Incarnation

To incarnate means to become flesh.  The incarnation of Jesus is when the human nature (Jesus the man) was added to the nature of God the second person of the Trinity. It is where God became a man (John 1:1,14; Phil. 2:5-8). It was the voluntary act of Jesus to humble himself so that he might die for our sins (1 Pet. 3:18). Thus, Jesus has two natures: Divine and human. This is known as the Hypostatic Union.

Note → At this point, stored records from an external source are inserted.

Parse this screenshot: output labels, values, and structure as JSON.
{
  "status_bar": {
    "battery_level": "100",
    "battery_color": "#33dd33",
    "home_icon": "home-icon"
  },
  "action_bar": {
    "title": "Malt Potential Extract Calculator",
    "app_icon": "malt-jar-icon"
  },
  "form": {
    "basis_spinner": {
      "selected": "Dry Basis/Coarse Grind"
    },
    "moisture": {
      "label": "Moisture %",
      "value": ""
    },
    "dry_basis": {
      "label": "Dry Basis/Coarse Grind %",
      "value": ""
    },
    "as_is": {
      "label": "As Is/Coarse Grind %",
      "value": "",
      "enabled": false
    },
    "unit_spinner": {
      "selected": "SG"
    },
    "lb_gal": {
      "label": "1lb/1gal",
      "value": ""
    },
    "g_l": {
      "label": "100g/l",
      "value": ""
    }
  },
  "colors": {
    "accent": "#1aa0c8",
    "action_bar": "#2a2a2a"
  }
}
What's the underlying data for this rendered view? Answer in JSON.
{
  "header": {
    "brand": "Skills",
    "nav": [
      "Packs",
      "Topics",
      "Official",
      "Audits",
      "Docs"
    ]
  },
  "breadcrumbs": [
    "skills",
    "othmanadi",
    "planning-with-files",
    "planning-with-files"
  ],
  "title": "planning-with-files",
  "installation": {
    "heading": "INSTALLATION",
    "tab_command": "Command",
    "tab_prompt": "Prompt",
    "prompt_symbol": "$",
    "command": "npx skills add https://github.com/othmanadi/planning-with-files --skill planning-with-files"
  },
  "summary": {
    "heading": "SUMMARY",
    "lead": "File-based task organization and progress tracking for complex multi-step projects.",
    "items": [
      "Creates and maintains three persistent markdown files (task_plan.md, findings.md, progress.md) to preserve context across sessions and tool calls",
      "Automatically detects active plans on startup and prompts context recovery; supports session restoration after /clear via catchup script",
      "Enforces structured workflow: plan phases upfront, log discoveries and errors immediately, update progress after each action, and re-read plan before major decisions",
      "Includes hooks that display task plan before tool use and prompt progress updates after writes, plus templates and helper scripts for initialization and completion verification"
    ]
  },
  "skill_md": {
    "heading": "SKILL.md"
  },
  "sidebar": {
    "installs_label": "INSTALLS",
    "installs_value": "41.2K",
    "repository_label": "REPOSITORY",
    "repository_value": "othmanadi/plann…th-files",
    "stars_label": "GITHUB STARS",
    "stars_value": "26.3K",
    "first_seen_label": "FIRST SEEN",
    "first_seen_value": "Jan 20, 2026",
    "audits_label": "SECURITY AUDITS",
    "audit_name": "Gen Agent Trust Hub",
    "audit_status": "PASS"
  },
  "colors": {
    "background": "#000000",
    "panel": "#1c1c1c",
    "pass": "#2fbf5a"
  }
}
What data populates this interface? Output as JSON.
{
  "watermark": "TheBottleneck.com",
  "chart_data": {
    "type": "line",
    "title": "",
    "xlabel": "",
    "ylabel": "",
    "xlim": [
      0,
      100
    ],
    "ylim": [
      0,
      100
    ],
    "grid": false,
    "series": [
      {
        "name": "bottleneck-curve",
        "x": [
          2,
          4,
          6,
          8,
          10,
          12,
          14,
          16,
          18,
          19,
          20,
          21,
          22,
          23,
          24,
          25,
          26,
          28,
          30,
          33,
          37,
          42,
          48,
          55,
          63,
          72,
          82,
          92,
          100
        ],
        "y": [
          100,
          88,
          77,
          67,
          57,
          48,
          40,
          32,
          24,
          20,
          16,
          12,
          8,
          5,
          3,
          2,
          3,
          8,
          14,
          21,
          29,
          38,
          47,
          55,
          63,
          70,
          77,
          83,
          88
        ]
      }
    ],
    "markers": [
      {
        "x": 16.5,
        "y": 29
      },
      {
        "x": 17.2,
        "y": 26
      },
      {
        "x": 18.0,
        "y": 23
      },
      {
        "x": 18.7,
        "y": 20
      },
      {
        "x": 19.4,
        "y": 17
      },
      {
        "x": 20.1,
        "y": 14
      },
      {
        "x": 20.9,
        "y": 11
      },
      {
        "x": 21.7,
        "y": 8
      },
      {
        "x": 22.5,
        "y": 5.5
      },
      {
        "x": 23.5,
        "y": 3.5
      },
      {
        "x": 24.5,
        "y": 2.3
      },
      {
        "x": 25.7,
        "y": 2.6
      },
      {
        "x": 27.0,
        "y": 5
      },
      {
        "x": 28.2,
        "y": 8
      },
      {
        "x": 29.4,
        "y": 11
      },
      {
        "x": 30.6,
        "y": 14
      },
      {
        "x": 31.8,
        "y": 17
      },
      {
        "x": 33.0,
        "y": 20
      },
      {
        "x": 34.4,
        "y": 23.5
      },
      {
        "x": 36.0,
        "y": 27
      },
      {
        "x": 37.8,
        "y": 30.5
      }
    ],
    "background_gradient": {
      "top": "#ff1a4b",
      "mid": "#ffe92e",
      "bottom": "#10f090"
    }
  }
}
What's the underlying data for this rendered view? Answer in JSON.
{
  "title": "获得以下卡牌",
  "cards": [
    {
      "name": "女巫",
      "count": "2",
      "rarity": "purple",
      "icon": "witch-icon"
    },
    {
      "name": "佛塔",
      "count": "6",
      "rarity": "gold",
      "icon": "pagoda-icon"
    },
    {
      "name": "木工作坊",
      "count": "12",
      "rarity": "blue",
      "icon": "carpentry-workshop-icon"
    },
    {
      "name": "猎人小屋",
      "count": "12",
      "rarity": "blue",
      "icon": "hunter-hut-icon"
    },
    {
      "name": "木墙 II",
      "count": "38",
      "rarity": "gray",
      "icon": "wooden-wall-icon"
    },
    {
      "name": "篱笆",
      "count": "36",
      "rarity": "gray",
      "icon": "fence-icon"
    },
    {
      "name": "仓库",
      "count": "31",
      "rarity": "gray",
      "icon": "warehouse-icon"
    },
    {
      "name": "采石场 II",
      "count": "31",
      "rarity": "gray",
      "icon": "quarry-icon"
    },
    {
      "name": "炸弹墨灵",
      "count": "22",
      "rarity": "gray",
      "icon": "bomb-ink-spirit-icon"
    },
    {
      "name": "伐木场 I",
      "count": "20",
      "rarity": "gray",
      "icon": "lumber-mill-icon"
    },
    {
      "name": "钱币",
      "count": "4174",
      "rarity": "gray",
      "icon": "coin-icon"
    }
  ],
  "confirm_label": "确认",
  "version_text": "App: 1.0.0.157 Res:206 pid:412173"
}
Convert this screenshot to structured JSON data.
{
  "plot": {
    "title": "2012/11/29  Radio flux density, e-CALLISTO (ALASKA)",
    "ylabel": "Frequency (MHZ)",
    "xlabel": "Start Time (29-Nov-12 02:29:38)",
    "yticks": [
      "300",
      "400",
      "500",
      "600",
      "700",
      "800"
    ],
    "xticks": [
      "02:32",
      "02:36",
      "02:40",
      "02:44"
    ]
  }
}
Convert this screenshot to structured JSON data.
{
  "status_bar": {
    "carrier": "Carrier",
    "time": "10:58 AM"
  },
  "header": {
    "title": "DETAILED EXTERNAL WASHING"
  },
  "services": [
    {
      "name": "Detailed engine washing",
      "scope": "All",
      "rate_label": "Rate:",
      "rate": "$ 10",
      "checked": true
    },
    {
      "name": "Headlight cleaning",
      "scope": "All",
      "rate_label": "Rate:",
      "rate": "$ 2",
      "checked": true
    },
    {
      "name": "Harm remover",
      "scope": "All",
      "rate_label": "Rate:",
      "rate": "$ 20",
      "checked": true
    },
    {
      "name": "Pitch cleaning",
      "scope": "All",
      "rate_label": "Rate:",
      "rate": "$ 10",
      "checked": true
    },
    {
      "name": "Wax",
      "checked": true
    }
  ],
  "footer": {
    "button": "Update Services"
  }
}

The doctrine is of vital importance to the Christian. By it we understand the true nature of God, the atonement, forgiveness, grace, etc. It is only God who could pay for sins. Therefore, God became man (John 1:1,14) to die for our sins (1 Pet. 2:24) which is the atonement. Through Jesus we have forgiveness of sins. Since we are saved by grace through faith (Eph. 2:8-9), it is essential that our object of faith be accurate. The doctrine of the incarnation ensures accuracy--the knowledge that God died on the cross to atone for sin and that the God-man (Jesus) is now in heaven as a mediator (1 Tim. 2:5) between us and God.

Jesus came to reveal the Father (Matt. 11:27; Luke 10:22), to do His will (Heb. 10:5-9), to fulfill prophecy (Luke 4:17-21), to reconcile the world (2 Cor. 5:18-21), and to become our High Priest (Heb. 7:24-28). (Contrast with Kenosis)

 

 

 

 
 
CARM ison